(Entries from a dataset of interfaces)

★ ★ ★ ★

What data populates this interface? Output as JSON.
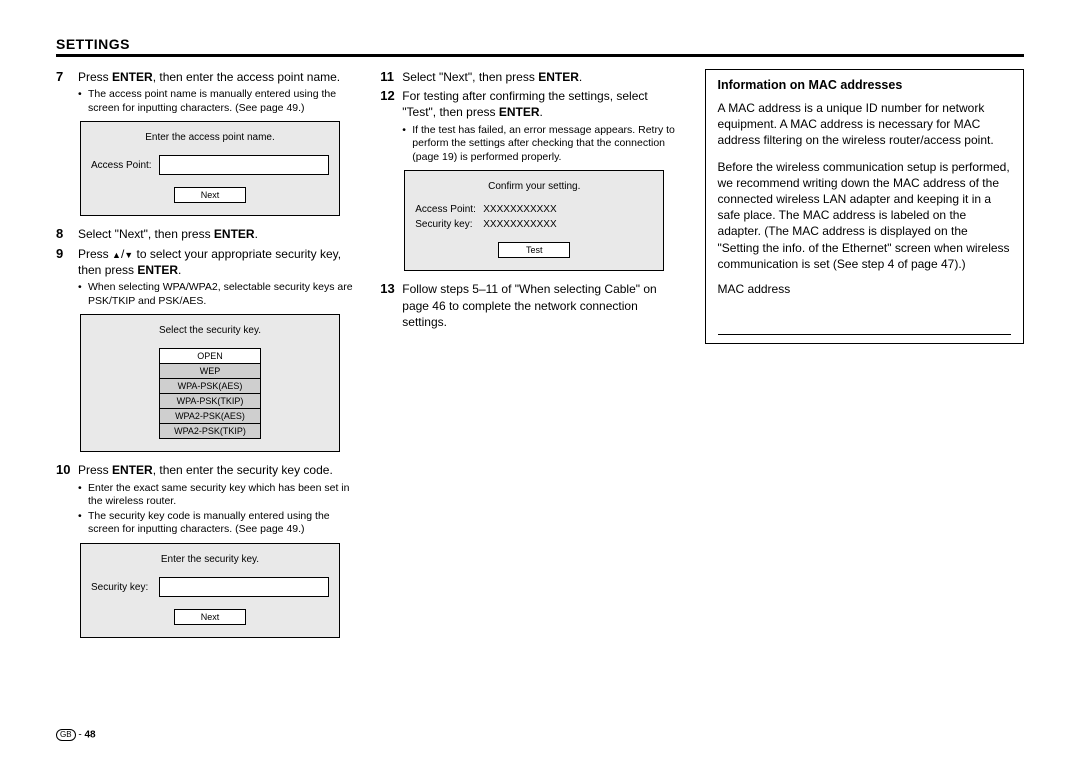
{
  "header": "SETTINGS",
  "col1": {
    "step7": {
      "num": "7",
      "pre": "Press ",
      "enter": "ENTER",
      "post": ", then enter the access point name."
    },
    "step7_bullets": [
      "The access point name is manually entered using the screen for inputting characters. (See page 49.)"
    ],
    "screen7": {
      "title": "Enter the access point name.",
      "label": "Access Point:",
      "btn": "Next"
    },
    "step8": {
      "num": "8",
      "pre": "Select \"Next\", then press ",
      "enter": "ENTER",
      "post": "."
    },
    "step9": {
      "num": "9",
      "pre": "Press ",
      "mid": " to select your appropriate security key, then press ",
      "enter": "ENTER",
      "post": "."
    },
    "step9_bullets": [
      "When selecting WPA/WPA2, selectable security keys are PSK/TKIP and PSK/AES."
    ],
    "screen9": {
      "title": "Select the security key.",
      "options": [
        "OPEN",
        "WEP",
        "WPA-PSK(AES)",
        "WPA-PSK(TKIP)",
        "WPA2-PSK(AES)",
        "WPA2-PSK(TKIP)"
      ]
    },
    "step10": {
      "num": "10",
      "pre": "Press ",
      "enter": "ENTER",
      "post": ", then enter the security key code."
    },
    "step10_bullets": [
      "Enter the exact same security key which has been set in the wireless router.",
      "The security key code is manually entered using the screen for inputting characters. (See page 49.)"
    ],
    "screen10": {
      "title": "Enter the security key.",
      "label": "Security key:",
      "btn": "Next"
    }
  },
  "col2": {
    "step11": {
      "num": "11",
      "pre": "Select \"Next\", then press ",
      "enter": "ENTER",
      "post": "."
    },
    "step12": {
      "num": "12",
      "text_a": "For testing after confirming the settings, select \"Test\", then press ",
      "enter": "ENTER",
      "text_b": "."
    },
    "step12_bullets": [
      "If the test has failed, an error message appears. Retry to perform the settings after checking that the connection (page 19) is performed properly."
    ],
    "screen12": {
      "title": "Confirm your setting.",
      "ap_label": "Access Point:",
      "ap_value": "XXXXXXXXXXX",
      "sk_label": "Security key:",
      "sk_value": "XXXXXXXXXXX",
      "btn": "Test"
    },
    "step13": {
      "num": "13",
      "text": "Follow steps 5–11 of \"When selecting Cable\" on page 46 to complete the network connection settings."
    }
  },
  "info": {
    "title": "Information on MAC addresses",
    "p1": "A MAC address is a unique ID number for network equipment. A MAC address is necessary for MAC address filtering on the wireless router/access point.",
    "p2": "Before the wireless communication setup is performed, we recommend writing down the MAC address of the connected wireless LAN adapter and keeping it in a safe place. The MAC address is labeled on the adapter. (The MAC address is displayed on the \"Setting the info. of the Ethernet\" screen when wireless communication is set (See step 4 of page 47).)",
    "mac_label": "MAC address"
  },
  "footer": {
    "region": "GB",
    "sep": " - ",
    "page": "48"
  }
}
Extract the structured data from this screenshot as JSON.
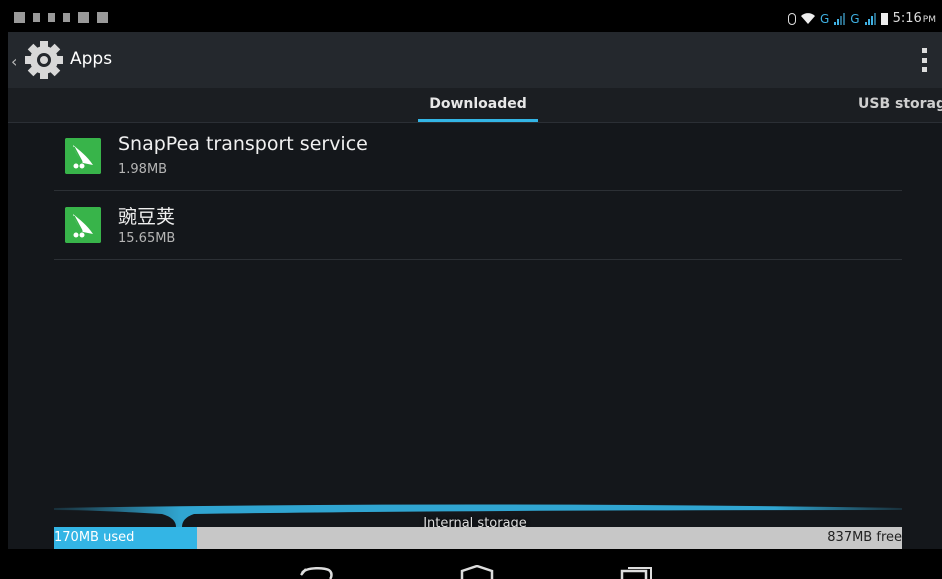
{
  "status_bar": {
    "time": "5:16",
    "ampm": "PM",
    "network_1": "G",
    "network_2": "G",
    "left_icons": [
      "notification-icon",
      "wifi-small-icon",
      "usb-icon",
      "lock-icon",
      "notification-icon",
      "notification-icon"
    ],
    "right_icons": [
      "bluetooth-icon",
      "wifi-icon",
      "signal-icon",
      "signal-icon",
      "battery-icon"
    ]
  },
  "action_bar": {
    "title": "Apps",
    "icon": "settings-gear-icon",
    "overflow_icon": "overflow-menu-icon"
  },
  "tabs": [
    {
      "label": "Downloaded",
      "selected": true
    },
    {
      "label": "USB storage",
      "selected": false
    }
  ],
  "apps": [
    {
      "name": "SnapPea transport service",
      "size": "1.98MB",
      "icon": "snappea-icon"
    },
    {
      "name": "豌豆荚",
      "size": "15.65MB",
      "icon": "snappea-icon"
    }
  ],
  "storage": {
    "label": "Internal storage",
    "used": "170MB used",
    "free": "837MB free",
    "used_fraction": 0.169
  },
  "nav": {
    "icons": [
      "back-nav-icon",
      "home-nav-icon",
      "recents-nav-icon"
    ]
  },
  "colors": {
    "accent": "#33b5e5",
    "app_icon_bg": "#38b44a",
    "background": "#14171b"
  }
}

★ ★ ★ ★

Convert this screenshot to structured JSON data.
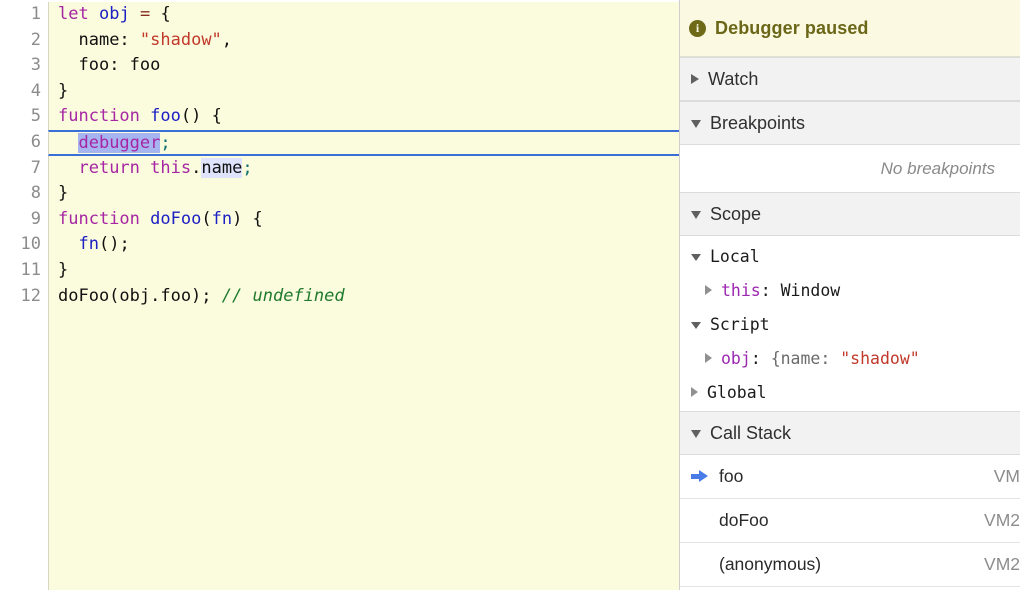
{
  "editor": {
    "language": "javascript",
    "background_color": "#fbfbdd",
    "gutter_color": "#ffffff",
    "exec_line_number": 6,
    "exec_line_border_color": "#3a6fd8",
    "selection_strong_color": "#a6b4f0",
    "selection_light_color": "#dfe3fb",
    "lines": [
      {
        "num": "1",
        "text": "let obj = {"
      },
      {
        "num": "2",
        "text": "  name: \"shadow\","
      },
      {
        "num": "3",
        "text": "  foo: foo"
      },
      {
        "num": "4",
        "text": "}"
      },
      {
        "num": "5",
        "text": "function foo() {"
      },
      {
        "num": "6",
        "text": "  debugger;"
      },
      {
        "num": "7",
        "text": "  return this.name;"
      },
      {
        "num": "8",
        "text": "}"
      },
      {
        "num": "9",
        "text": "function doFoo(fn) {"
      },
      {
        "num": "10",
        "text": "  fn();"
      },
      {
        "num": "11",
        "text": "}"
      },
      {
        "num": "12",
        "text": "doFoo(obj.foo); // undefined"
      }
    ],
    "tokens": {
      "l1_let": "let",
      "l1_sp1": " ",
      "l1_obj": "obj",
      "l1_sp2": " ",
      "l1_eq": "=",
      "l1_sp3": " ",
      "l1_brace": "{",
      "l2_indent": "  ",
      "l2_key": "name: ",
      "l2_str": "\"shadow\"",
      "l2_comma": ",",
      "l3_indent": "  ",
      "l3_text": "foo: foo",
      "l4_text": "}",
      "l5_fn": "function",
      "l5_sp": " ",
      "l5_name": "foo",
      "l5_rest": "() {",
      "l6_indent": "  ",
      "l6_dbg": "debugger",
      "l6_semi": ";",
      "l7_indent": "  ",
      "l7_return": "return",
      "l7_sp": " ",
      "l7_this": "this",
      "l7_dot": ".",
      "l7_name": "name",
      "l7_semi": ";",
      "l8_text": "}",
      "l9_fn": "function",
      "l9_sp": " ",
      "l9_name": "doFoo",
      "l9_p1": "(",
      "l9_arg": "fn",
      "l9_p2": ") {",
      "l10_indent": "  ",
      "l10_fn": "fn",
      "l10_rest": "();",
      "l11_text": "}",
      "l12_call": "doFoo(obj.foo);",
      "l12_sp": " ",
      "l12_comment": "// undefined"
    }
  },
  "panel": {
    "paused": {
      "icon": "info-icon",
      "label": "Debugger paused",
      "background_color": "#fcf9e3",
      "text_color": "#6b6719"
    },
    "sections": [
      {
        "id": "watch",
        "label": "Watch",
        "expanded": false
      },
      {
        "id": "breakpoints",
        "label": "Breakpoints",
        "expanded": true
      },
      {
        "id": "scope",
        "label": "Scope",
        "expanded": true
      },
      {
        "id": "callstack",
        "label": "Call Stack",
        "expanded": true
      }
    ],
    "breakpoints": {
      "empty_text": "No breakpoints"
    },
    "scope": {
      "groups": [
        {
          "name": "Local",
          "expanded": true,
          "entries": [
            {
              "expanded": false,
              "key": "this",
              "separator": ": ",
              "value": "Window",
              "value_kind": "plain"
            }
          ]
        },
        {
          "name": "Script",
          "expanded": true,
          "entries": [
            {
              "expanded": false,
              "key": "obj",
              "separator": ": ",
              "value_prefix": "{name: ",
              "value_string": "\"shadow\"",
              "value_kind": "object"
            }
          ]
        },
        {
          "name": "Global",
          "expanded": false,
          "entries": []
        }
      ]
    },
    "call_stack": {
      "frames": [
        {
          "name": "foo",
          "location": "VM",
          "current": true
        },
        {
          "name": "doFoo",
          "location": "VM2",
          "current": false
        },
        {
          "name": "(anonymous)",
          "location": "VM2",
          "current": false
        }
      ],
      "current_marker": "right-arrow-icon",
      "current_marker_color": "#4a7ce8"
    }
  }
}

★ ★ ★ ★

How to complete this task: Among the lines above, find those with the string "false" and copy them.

Written solution:
      "selected": false
        "expanded": false
              "expanded": false,
              "expanded": false,
          "expanded": false,
          "current": false
          "current": false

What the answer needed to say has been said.